Not surprisingly, no medical research exists to back up these claims and the owner of the institute, Angela Salerno, has no medical education. According to her LinkedIn bio, she’s worked mainly in marketing. Ah… marketing… just a few clicks past the INH’s plea to drop just short of $100 on a membership to learn about these miracle cancer drugs are page after page of advertisement for “natural” supplements that will cure… well, just about everything.

Salerno’s “evidence”? A few people claiming they’ve been cured of cancer after taking her supplements. Sorry, that’s not scientific research, and she should be heavily criticized for claiming such research exists and never presenting it.

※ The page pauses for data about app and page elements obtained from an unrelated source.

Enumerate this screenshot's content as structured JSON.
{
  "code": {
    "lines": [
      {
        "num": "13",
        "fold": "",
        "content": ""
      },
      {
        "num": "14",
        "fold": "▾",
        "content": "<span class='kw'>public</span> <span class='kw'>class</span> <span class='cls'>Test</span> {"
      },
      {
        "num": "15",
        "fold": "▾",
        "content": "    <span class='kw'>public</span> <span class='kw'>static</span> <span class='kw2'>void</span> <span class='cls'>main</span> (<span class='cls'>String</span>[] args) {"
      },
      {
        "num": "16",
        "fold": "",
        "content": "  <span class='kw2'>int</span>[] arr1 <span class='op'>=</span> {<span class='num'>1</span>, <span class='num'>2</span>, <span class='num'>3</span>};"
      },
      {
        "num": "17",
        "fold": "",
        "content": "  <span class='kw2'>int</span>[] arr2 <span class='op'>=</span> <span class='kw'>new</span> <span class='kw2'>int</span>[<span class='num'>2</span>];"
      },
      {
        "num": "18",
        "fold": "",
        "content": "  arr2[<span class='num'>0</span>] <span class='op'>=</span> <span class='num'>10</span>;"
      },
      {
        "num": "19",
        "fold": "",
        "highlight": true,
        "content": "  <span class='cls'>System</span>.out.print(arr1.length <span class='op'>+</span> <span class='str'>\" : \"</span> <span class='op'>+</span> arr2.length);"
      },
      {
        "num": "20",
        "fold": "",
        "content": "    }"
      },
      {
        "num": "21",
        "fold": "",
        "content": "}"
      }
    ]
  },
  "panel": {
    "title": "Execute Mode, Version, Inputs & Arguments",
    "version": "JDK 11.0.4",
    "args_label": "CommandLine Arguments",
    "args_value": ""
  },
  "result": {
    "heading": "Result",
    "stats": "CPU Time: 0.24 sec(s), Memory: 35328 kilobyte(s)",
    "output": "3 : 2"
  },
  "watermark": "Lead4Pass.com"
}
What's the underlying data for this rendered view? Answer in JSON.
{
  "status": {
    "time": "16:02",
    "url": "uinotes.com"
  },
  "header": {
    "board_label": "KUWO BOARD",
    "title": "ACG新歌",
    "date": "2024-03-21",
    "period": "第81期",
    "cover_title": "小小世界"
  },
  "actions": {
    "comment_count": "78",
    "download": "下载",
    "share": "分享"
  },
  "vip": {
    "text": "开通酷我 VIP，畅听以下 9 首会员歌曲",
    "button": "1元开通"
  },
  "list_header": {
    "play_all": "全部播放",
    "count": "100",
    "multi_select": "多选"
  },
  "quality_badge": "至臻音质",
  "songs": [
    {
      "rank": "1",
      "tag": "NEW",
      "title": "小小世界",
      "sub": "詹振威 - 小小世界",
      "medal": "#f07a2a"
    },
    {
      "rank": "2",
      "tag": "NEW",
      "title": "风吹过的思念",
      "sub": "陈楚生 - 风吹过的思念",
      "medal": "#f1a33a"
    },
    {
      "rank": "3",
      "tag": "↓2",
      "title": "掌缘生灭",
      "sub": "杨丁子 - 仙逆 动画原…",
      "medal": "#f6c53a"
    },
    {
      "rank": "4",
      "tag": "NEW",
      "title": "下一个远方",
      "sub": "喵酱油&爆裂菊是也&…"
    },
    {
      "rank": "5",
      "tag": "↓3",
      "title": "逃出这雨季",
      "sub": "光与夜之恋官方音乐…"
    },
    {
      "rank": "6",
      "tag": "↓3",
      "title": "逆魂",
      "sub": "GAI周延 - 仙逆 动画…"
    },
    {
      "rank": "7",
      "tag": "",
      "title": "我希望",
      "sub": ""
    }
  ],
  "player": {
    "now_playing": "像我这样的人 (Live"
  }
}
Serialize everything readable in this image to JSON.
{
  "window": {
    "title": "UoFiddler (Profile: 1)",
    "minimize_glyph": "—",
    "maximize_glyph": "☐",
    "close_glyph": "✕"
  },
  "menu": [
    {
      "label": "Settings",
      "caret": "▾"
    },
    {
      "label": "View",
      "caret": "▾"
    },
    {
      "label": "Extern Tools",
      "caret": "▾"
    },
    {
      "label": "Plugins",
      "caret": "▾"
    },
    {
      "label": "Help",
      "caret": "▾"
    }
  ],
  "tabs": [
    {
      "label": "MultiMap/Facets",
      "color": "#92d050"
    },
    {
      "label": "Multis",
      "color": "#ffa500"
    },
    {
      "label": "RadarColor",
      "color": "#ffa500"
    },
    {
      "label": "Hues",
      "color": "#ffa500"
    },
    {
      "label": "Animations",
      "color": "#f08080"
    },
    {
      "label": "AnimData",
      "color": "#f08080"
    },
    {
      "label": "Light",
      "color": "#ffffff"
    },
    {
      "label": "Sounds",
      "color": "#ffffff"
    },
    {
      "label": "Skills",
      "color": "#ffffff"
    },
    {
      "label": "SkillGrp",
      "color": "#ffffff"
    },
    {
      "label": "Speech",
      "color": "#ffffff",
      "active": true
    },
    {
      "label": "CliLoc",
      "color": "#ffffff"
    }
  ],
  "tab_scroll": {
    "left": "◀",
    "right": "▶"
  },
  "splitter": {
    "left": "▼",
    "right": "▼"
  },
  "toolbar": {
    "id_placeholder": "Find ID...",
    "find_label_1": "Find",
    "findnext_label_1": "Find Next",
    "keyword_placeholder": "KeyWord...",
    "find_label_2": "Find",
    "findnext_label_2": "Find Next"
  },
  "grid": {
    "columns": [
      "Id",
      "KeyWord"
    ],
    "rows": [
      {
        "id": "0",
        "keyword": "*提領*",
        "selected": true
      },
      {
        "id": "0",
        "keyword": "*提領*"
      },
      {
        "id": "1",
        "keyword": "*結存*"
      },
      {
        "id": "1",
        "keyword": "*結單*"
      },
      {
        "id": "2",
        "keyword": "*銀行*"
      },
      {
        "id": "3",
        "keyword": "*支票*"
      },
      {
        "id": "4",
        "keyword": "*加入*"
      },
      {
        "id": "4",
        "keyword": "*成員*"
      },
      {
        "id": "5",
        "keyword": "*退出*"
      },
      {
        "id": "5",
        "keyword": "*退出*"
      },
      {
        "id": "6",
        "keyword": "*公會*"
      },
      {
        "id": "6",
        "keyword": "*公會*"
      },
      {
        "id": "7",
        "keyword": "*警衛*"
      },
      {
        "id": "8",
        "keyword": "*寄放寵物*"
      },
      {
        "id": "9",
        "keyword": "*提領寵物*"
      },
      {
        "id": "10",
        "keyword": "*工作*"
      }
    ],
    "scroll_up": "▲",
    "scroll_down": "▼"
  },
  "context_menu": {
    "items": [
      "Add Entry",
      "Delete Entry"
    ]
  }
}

There’s even a promise of dropping 20 years from your age in 6 months! You can’t make this sh** up…. check out their web page.

Of course, we get the standard disclaimer, which you’d be well advised to pay attention to: ” The FDA has not evaluated these statements. None of the information or products discussed on this site are intended to diagnose, treat, mitigate or cure any disease.”

Damn straight!

Salerno and her institute have been accused of running scams on innocent cancer patients for quite some time now. A few links to ChicagoNow articles, which I think are particularly revealing, are at the end of this blog post.

Cancer is a very serious and danger group of diseases that aren’t going to be cured with unproven quackery. Please, if you or a loved one have cancer — or suspect you have — see a doctor immediately. Regular screenings for at-risk groups are important.

Further Reading